__Your assignment__. Find out how many lines of the material contain the string "Account" and give only that figure.
═══ Supplied material
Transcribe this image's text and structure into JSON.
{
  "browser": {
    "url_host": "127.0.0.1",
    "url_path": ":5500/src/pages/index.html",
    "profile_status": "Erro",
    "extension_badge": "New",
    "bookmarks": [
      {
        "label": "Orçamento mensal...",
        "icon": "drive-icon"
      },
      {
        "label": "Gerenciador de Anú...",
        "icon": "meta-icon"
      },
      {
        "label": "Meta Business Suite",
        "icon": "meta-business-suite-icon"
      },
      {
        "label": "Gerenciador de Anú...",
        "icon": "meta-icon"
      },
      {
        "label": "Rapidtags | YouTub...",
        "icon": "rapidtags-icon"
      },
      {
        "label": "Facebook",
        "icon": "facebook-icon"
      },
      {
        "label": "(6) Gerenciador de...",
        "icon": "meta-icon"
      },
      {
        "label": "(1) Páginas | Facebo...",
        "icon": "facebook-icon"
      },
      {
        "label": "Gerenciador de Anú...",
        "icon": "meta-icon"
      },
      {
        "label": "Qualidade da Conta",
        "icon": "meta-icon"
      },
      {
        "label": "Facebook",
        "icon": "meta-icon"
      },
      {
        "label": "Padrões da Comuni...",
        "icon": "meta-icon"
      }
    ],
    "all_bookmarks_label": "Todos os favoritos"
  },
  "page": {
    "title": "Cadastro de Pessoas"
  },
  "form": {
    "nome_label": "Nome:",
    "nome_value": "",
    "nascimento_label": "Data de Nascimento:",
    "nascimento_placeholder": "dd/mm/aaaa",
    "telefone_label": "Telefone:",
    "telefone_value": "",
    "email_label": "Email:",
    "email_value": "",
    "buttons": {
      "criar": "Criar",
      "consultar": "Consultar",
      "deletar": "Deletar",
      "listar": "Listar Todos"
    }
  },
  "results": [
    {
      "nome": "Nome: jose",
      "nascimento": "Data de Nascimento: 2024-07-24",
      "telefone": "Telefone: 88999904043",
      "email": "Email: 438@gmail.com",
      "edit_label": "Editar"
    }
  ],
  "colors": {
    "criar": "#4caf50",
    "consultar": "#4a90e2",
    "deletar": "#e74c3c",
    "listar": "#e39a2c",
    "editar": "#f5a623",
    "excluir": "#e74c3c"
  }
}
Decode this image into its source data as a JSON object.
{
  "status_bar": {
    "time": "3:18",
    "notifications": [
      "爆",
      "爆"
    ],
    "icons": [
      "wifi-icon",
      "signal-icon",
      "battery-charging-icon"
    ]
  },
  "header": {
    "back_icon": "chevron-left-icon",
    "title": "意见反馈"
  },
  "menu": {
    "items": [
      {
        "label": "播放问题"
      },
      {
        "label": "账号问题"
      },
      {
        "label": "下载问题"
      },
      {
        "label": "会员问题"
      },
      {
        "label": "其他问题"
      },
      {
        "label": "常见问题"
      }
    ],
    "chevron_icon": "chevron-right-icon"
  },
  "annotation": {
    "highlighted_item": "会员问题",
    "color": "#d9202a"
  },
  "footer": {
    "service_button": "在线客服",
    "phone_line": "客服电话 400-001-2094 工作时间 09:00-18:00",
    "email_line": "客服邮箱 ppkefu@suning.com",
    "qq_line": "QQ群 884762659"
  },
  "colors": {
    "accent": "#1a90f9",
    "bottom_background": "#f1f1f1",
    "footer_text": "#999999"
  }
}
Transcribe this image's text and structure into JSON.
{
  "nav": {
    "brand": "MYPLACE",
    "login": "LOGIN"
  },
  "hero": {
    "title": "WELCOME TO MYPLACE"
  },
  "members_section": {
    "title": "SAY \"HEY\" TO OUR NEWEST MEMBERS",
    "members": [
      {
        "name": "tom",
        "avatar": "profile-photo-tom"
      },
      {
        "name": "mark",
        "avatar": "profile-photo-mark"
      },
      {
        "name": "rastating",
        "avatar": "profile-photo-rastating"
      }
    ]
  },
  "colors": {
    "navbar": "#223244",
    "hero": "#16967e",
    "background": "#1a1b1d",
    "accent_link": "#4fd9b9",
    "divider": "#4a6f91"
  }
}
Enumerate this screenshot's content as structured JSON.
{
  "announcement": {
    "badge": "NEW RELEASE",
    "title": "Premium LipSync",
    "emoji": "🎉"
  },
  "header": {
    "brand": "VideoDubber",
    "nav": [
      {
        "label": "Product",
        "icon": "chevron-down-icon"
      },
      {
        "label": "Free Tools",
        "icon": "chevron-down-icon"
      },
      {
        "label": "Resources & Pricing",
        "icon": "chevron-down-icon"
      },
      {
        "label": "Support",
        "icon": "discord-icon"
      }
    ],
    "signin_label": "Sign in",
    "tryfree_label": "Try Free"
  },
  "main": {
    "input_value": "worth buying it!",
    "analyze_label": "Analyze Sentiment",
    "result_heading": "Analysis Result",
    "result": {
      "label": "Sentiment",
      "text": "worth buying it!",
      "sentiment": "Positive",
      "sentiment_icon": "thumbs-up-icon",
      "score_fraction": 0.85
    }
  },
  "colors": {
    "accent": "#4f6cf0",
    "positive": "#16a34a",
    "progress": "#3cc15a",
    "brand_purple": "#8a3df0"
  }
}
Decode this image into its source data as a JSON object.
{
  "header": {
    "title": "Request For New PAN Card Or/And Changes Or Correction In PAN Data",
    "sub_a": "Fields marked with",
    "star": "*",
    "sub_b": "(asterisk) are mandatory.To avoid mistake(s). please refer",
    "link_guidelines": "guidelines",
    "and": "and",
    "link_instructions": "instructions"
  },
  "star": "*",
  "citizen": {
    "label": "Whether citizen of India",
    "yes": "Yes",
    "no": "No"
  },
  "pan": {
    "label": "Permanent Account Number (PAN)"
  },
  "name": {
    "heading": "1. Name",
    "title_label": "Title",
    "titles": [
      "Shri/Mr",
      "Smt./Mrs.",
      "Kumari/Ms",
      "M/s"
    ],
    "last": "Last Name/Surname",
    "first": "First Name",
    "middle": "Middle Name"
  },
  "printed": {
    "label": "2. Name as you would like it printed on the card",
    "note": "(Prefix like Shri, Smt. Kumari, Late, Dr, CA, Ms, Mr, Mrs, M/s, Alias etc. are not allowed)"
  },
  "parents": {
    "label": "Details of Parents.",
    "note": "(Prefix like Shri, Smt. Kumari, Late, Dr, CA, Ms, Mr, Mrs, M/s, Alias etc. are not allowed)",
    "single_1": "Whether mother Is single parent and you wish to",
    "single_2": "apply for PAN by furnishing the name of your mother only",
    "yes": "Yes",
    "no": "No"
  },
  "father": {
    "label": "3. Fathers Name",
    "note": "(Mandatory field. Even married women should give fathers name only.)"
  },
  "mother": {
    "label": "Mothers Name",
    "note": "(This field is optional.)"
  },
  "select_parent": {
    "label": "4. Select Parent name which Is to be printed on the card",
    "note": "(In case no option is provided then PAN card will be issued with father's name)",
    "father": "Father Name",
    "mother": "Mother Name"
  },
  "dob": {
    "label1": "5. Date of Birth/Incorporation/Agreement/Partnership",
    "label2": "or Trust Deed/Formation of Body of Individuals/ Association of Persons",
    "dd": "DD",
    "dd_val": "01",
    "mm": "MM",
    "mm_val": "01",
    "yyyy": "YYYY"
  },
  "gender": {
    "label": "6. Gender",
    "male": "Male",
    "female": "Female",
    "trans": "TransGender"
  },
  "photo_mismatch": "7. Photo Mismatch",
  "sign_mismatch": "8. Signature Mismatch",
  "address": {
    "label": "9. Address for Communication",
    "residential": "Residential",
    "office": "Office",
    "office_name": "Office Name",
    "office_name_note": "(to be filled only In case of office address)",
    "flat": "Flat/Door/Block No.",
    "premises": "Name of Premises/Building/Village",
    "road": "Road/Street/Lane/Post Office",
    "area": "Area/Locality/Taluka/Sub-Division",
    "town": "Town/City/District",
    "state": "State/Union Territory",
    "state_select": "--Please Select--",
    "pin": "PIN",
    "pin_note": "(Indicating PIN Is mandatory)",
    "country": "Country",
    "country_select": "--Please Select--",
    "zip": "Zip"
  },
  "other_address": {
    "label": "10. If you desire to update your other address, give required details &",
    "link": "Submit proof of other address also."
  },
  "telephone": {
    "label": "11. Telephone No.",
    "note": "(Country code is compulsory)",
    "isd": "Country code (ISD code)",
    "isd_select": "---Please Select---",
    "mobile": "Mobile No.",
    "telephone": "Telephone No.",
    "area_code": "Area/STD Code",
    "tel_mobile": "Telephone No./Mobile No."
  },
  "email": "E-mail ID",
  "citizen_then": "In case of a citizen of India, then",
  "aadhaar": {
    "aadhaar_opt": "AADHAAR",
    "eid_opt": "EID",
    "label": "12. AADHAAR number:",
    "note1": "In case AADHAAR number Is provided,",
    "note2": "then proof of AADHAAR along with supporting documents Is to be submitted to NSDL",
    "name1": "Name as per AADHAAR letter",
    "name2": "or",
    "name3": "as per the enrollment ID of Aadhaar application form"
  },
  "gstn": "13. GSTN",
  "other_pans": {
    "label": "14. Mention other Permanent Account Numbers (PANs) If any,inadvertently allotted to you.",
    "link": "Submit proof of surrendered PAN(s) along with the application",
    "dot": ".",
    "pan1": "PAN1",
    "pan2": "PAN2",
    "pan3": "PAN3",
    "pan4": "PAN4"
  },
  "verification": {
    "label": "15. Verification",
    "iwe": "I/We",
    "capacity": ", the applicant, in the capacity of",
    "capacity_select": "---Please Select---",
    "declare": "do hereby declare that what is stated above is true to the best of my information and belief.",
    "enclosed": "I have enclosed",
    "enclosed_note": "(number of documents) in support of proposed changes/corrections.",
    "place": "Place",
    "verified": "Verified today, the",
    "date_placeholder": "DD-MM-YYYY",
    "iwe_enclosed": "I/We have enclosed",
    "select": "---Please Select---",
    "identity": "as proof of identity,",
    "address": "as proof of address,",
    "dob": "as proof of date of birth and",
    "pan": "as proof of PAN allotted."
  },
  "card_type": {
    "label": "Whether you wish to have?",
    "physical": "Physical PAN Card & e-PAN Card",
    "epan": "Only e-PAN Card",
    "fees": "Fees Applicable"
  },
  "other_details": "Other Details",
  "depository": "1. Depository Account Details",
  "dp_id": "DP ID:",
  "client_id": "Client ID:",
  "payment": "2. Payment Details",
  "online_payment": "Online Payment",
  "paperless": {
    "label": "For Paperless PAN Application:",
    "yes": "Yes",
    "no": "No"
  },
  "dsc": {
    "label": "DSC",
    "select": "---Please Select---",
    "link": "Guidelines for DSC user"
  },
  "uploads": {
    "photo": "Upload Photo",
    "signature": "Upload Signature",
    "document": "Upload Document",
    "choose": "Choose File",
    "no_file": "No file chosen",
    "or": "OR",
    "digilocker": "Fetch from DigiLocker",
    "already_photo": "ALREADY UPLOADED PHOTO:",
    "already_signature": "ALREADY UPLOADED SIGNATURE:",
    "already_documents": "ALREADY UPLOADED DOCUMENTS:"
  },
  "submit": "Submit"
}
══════
__Result below__. 3